WHAT TO WORK ON:
Search each line below for the word "Confused" and list those that contain it.

PROVIDED MATERIAL:

####################

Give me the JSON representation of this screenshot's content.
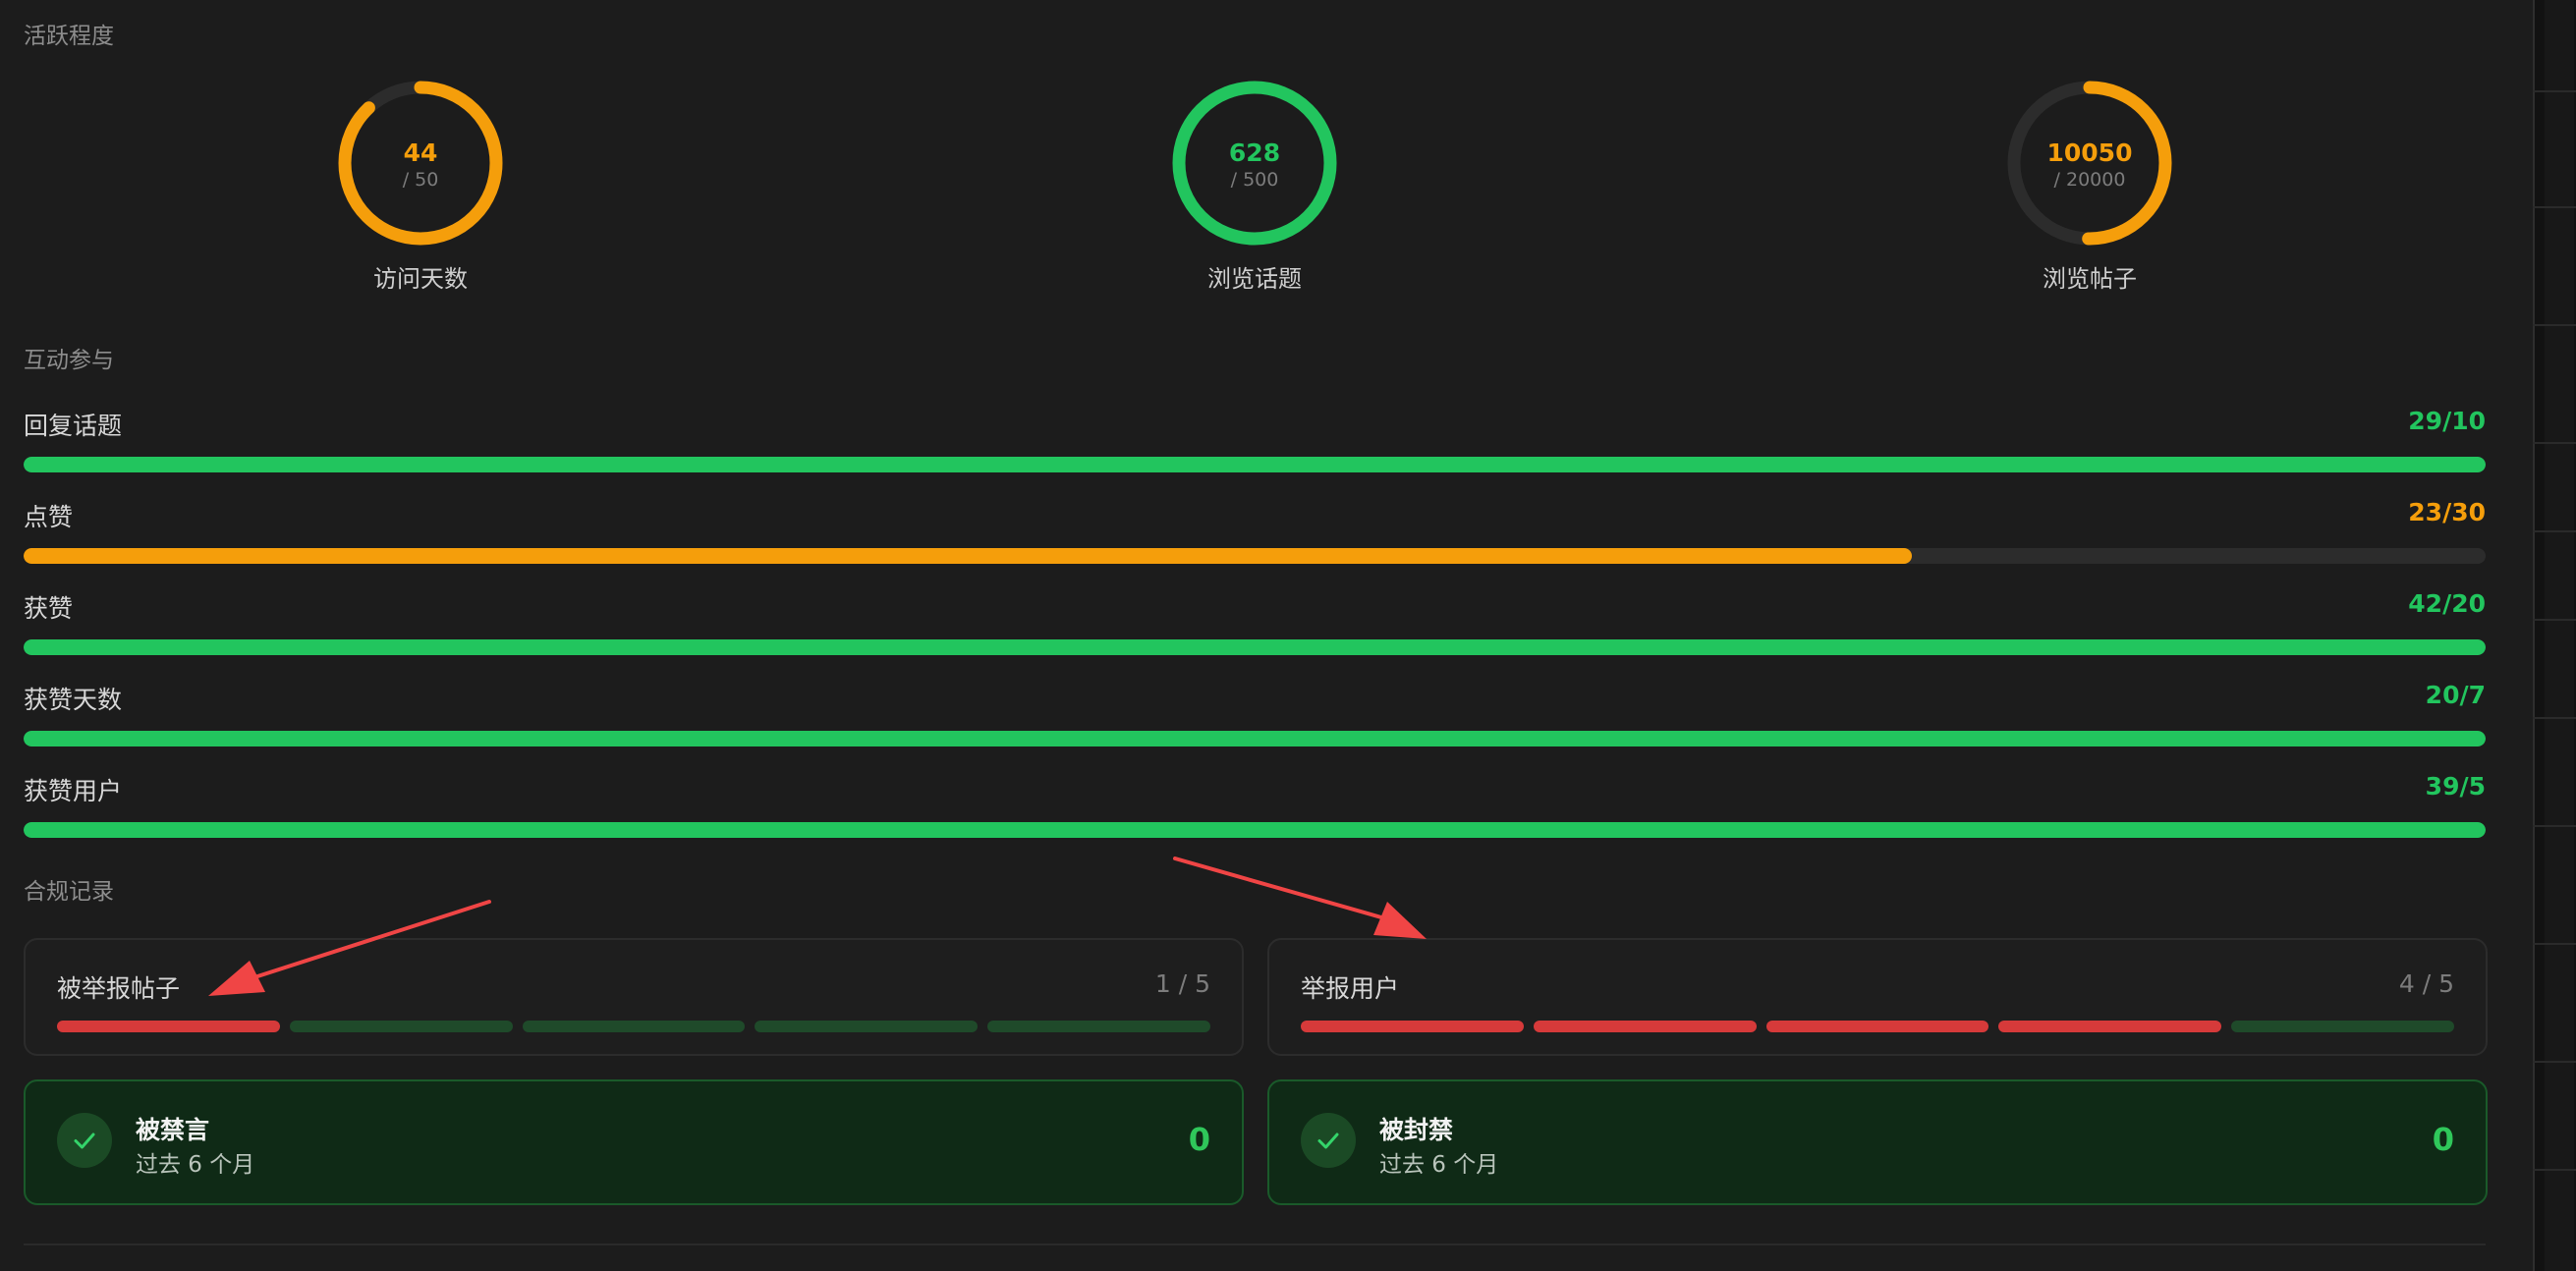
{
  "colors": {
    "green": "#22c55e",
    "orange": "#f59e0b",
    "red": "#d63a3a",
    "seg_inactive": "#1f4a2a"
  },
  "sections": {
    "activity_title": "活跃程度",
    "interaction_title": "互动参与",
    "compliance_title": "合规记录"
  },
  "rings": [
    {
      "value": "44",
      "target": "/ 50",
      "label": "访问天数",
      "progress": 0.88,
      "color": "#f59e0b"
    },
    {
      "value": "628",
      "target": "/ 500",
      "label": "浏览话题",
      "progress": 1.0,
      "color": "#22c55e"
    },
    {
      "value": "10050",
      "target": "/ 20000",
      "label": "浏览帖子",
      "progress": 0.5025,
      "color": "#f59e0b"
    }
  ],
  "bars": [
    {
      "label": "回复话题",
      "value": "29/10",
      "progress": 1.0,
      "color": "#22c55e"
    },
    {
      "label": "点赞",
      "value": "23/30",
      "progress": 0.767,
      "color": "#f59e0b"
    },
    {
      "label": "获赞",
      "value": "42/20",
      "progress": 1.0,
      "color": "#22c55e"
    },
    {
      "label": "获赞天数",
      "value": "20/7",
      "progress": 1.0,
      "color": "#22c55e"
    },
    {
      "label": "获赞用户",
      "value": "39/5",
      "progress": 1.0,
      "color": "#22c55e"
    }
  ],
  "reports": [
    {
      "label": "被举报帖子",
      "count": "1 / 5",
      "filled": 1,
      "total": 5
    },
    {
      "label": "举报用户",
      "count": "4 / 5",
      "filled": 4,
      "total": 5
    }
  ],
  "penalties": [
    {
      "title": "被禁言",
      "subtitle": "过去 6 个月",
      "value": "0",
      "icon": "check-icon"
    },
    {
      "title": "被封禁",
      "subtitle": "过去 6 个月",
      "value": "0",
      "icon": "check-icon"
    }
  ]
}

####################

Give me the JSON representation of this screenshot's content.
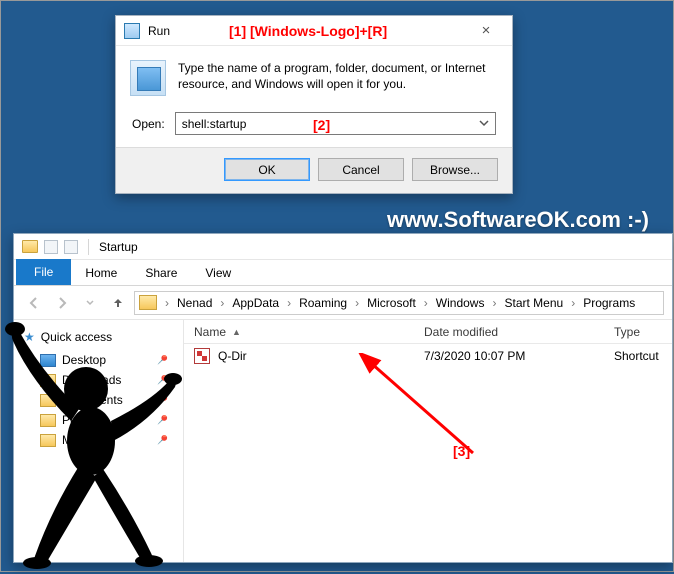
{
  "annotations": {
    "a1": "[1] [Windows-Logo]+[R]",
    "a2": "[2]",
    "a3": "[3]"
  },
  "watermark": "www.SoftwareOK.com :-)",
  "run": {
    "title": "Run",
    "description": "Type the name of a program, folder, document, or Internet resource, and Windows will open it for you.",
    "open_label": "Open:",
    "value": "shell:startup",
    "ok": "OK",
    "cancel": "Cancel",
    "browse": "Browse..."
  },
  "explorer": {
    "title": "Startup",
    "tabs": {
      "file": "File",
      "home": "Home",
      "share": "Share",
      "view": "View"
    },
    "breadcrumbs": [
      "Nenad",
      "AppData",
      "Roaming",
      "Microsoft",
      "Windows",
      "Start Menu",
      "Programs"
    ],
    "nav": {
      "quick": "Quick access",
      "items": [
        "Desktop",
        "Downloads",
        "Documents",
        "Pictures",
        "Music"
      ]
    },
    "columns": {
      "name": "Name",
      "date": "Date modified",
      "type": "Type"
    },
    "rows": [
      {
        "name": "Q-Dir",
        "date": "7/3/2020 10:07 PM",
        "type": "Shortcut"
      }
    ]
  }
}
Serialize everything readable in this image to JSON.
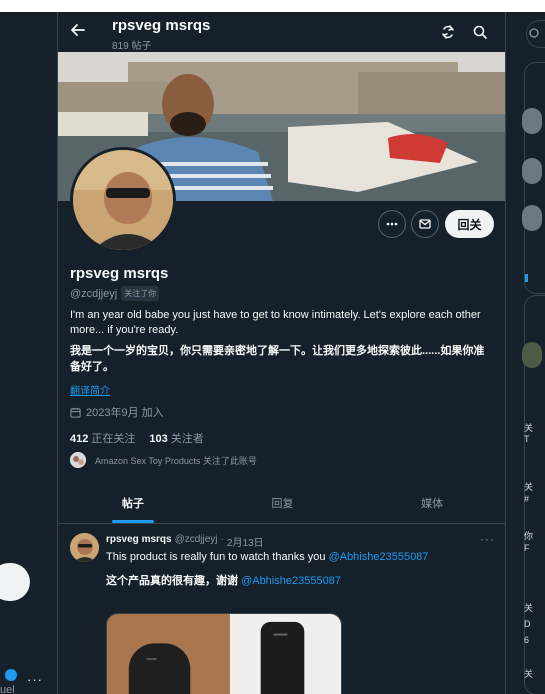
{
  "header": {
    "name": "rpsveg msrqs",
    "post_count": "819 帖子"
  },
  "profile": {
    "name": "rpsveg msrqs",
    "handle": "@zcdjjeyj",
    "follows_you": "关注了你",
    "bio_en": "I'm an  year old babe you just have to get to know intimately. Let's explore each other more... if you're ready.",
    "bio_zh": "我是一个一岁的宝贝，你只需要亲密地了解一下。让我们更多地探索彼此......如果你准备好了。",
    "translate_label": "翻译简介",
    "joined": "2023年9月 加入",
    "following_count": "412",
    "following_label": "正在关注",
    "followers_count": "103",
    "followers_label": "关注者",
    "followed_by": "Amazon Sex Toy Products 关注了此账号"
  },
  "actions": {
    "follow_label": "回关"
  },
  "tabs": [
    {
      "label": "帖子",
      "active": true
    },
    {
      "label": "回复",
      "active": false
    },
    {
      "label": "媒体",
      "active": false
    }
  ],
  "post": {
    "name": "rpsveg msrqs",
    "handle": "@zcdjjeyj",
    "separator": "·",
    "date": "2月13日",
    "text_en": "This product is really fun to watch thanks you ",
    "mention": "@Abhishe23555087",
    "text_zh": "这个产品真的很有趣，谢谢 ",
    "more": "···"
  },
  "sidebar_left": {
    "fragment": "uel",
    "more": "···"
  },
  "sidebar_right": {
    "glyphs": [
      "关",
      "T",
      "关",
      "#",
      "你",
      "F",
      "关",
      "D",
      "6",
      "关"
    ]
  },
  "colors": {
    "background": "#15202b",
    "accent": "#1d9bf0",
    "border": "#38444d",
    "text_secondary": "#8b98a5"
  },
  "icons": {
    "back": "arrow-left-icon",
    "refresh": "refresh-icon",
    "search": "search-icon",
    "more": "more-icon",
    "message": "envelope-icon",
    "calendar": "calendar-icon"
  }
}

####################

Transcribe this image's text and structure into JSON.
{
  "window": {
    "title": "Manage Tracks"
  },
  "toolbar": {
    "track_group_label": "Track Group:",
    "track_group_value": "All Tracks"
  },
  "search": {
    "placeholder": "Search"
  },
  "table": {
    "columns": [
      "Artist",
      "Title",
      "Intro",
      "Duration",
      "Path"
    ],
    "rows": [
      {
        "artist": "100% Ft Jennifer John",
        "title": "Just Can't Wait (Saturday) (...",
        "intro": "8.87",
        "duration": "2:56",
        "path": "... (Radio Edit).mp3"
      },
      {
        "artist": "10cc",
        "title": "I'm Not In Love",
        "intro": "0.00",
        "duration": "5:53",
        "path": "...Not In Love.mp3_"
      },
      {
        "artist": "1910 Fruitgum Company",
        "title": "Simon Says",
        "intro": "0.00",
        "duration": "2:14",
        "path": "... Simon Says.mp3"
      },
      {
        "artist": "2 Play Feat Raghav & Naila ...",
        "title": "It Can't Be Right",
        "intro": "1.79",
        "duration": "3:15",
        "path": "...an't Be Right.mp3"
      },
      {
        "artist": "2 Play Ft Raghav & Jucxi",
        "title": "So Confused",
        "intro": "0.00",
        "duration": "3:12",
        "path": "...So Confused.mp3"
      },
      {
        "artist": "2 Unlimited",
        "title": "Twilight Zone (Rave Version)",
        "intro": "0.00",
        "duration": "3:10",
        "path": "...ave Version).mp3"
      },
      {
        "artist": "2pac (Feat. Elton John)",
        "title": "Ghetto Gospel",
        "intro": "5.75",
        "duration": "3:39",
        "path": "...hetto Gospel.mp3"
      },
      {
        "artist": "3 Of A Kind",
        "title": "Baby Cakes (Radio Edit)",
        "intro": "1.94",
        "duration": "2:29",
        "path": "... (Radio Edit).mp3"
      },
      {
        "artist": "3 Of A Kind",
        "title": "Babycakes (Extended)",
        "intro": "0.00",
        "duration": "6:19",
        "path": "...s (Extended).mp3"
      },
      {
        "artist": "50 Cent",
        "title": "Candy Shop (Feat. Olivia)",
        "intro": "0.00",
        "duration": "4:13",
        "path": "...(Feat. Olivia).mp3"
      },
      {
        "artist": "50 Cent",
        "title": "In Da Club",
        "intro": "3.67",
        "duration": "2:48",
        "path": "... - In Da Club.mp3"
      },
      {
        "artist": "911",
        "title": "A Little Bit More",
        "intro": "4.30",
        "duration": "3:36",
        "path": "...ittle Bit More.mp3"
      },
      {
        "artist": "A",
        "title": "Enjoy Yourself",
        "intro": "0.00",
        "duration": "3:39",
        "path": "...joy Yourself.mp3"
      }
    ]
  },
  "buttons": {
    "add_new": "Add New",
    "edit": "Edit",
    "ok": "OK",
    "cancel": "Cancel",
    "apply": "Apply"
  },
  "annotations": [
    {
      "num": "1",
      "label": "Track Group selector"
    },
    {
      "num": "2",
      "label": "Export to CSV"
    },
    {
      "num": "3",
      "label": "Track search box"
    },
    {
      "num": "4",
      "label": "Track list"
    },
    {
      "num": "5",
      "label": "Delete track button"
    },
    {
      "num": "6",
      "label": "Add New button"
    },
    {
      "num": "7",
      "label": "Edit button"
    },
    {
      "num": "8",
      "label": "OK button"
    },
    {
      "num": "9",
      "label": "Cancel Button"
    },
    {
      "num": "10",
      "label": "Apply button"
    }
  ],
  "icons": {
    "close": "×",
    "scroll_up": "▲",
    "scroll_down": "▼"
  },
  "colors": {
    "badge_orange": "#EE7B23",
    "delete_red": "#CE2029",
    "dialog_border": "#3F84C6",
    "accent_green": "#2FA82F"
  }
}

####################

ANSWER BOX:
        "title": "So Confused",
        "path": "...So Confused.mp3"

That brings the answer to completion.